“Prisoners of the Puppet Master!”
Cover Date: November 1962
Writer: Stan Lee
Penciller: Jack Kirby
Inker: Dick Ayers
Cover Artists: Jack Kirby, Dick Ayers
What’s Going On?
The Fantastic Four face the mind control threat of the Puppet Master! If he can mold a puppet that resembles you (or anyone else) from his radioactive clay, then the Puppet Master can make you do his bidding. Do the FF stand a chance against such power? Short answer: Yes.
Is It Good?
Well, Puppet Master is a lame villain, and Sue has been captured yet again (that’s four times in eight issues!), but it’s a fine one-off story. Having Alicia be more interested in the Thing than Ben Grimm is a clever touch.
- Reed has been working on a way to transform the Thing back into his human form. It works for a few moments, but Ben Grimm eventually transforms back into the Thing.
- Alicia seems smitten by the Thing. The blind woman even prefers him in his monstrous, rocky form.
- The Puppet Master appears to have fallen to his death. Was it an accident, or was it because the puppet representing him was dropped?
- This is the first appearance of the Puppet Master and Alicia Masters (although her last name is not given here).
- Puppet Master is unkind to Alicia at every opportunity, going so far as to emphasize that she is his step-daughter, not real daughter.
- This issue includes a page explaining the Human Torch’s powers.
- Apparently, according to that feature page, Johnny sprays his bedroom with a chemical vapor every day.
Comics Are Goofy:
- I will never get tired of Mr. Fantastic stretching to his limit, falling short, and not moving closer to reach his goal. He’s like, “If it’s not within my immediate grasp, then it wasn’t meant to be.”
- I like that Alicia can hear Sue’s heartbeat. I get that it is due to her non-vision senses being more acute than most people’s, but there is a hulking rock person in the room, presumably making loud noises. But no, she hears Sue’s heartbeat, sure.
- Alicia is essentially a red-headed doppelgänger of Sue? That seems weird, right? Does that ever come up again?
- I don’t get how some of Puppet Master’s puppets work. The ones that look like people, I get those; he controls the puppets, and the people follow his orders. It’s stuff like his flying horse puppet that confuses me. It’s clearly identified as a puppet, so…sometimes his puppets obey him, instead of what they represent? Why wouldn’t his miniature FF puppets follow his commands as 3-inch super-heroes, instead of controlling the people they represent?

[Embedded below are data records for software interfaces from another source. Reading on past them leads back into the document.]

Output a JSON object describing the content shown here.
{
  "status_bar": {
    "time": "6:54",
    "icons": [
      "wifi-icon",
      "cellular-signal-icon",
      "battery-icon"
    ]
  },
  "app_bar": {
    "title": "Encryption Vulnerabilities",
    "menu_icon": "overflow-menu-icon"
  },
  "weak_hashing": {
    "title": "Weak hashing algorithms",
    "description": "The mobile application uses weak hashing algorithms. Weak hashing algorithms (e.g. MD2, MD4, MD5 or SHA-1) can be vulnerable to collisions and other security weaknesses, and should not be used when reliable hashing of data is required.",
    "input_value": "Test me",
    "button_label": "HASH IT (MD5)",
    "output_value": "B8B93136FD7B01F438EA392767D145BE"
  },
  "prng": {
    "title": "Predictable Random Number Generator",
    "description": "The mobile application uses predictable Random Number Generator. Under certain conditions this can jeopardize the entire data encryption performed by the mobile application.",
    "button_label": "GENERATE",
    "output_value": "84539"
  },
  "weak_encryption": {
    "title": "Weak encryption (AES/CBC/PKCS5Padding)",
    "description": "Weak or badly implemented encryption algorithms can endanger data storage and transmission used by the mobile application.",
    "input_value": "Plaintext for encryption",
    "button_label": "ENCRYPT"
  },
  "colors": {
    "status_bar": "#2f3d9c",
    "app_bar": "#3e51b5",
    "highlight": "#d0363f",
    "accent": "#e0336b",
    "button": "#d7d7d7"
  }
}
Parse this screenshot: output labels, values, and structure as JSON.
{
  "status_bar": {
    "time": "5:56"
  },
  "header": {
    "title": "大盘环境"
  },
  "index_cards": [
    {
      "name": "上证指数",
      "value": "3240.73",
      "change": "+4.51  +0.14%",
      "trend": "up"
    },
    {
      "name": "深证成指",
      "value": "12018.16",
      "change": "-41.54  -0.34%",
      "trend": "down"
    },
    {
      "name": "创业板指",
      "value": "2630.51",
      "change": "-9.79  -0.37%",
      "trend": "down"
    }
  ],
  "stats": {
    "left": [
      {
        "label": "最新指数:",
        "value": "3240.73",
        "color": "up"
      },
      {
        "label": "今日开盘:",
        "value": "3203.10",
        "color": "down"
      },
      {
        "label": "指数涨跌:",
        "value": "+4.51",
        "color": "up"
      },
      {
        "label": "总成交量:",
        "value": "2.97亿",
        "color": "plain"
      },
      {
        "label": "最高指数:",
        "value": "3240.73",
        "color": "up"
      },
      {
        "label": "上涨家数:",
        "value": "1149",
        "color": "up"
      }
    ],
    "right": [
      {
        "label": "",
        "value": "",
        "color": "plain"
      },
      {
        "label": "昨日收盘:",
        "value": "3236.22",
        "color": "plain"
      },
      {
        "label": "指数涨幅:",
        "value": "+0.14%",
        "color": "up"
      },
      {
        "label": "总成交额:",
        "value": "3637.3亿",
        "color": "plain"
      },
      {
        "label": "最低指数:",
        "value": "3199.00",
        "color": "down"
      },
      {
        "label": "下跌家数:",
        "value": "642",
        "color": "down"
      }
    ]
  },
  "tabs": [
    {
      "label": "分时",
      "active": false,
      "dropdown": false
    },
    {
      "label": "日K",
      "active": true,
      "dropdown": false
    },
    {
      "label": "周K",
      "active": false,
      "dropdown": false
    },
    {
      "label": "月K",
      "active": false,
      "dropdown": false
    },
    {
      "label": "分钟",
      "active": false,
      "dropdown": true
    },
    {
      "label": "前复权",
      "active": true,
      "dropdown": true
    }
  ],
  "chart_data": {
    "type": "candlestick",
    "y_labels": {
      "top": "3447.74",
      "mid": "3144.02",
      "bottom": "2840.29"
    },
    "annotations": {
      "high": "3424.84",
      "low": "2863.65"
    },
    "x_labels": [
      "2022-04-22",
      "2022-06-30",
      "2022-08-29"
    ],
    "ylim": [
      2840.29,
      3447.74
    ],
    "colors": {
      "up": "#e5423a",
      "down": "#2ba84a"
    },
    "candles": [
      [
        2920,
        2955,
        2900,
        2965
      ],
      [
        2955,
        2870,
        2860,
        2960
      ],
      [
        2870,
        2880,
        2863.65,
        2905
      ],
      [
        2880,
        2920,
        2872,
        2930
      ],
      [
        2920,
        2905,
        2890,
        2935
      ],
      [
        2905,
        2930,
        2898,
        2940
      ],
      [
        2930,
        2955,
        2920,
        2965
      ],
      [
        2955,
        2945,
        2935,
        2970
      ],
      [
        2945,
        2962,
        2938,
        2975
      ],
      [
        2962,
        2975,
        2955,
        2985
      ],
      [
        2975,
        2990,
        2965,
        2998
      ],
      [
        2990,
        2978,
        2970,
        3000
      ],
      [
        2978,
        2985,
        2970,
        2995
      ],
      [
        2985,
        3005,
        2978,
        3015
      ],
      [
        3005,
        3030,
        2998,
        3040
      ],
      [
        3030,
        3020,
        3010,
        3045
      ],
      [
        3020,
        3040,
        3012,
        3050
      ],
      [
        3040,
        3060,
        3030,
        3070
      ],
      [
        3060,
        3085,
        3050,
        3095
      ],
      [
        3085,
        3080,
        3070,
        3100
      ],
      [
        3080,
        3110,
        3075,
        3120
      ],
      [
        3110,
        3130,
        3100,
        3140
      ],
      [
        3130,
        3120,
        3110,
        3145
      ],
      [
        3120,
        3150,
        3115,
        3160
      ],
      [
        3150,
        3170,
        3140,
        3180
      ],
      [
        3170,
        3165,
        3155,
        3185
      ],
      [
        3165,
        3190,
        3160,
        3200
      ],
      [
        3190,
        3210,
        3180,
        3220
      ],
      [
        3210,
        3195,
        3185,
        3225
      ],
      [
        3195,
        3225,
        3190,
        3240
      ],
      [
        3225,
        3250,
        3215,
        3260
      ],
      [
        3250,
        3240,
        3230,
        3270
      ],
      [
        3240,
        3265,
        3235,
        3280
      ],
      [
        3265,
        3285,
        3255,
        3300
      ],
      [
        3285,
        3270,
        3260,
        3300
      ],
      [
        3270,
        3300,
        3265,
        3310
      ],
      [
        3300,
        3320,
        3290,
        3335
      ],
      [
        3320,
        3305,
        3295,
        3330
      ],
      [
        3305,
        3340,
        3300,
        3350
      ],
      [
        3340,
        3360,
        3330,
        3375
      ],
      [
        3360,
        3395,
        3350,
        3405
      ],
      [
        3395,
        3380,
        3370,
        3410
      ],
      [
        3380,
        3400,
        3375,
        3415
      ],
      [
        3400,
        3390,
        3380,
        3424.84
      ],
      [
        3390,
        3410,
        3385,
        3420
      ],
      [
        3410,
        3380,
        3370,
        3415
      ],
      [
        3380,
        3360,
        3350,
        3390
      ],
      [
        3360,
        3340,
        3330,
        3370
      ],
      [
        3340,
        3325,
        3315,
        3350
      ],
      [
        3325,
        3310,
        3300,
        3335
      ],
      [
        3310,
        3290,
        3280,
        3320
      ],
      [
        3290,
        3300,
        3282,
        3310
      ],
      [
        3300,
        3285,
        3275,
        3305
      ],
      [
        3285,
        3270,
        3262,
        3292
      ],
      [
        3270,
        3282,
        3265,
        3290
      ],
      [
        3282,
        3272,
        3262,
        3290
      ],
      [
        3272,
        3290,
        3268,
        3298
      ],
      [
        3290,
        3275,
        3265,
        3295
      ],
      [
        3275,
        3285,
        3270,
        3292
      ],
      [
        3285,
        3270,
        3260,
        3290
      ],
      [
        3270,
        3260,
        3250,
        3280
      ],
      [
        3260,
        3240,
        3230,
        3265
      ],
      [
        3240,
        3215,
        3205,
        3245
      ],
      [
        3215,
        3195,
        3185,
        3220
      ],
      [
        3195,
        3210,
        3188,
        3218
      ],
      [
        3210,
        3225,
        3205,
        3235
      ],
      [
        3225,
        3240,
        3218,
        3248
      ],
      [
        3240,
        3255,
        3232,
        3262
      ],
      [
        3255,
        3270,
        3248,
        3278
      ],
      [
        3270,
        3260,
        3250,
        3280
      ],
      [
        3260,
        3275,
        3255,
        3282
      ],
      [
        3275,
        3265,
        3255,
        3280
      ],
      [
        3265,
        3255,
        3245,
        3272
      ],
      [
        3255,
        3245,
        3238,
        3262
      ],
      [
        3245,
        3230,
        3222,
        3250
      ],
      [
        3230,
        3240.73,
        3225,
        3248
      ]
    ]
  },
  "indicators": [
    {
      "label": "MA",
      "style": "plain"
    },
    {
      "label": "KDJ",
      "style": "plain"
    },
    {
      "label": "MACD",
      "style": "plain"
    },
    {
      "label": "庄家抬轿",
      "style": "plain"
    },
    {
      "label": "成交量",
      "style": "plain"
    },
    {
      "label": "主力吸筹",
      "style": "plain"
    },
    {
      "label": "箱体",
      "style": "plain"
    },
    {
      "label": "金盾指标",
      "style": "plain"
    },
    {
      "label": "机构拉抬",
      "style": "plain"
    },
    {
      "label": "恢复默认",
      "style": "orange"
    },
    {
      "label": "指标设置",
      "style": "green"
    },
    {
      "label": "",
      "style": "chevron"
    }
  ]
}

- This is a good use of Reed’s powers, but come on…one of those bullets had to have hit someone after bouncing off Reed.
- Puppet Master’s ultimate goal is to…force world leaders to be his attentive waiters?
- No, wait — his ultimate goal is to be pulled around town in his special wagon, like a toddler after getting ice cream. I love the “Puppet Master Rex” sign and parasol, too.
- I just don’t get how making a puppet of himself will make the Puppet Master control other people.